Your job is to report every line of the entries that has "수증자가".
(The records)
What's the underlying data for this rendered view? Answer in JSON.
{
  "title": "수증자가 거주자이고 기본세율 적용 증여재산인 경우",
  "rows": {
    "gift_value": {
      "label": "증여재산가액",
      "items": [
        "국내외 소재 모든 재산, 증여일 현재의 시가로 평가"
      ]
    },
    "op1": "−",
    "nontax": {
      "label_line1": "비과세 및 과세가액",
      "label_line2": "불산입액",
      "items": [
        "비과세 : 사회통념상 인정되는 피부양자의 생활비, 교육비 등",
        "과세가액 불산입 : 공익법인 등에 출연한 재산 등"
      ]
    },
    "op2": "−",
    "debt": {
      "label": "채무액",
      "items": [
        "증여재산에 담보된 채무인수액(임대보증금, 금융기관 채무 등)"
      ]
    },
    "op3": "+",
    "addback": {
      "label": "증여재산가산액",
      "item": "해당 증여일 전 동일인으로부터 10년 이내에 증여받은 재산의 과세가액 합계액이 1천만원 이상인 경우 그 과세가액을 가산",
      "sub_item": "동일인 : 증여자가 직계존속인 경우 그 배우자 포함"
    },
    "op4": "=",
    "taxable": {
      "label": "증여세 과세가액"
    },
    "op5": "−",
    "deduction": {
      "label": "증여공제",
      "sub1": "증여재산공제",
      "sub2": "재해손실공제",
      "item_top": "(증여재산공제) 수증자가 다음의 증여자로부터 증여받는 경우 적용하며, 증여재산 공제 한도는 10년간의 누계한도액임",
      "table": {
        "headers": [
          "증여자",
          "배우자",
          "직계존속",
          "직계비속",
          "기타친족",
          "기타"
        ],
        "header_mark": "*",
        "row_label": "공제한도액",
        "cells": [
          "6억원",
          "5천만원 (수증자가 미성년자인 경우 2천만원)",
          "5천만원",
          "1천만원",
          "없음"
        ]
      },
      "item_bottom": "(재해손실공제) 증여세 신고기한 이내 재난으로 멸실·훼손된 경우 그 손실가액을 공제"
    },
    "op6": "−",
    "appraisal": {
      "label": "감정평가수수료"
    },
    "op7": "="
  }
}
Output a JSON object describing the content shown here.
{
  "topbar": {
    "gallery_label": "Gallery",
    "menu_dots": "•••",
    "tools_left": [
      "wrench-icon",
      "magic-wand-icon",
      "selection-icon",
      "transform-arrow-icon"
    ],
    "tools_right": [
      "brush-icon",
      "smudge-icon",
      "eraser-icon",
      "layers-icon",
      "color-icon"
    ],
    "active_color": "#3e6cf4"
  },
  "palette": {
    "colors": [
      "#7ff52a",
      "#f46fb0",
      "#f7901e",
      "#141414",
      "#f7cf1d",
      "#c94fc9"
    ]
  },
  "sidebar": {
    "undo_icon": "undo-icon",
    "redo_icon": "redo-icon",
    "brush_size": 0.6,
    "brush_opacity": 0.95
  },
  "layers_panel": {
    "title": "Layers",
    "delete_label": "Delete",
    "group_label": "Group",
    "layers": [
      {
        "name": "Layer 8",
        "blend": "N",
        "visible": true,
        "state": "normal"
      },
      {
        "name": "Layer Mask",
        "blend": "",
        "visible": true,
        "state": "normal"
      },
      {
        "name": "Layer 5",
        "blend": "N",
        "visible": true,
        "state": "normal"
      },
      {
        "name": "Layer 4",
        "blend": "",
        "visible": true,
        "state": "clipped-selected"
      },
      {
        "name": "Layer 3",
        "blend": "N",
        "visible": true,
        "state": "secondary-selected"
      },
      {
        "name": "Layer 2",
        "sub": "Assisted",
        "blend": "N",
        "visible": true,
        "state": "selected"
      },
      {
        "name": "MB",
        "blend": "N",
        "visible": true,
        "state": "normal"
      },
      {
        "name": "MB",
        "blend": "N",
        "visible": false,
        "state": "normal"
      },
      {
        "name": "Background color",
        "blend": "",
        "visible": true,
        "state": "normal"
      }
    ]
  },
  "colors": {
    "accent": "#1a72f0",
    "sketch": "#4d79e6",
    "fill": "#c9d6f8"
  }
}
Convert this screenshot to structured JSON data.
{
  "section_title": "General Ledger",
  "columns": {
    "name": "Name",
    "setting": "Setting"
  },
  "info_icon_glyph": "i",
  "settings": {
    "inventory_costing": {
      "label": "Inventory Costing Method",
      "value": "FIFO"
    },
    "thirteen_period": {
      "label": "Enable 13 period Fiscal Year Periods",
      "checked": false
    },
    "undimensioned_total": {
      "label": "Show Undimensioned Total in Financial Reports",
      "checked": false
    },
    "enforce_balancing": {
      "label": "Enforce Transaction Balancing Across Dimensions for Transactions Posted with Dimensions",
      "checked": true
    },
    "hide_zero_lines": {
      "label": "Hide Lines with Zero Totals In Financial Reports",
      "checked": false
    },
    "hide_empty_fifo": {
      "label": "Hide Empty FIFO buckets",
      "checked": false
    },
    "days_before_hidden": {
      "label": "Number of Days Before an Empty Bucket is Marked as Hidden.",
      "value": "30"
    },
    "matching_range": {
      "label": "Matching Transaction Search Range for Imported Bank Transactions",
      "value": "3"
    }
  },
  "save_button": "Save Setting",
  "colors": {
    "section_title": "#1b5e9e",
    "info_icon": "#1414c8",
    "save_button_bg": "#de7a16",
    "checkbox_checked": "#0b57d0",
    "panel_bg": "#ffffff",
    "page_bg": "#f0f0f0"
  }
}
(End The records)
Solution:
  "title": "수증자가 거주자이고 기본세율 적용 증여재산인 경우",
      "item_top": "(증여재산공제) 수증자가 다음의 증여자로부터 증여받는 경우 적용하며, 증여재산 공제 한도는 10년간의 누계한도액임",
          "5천만원 (수증자가 미성년자인 경우 2천만원)",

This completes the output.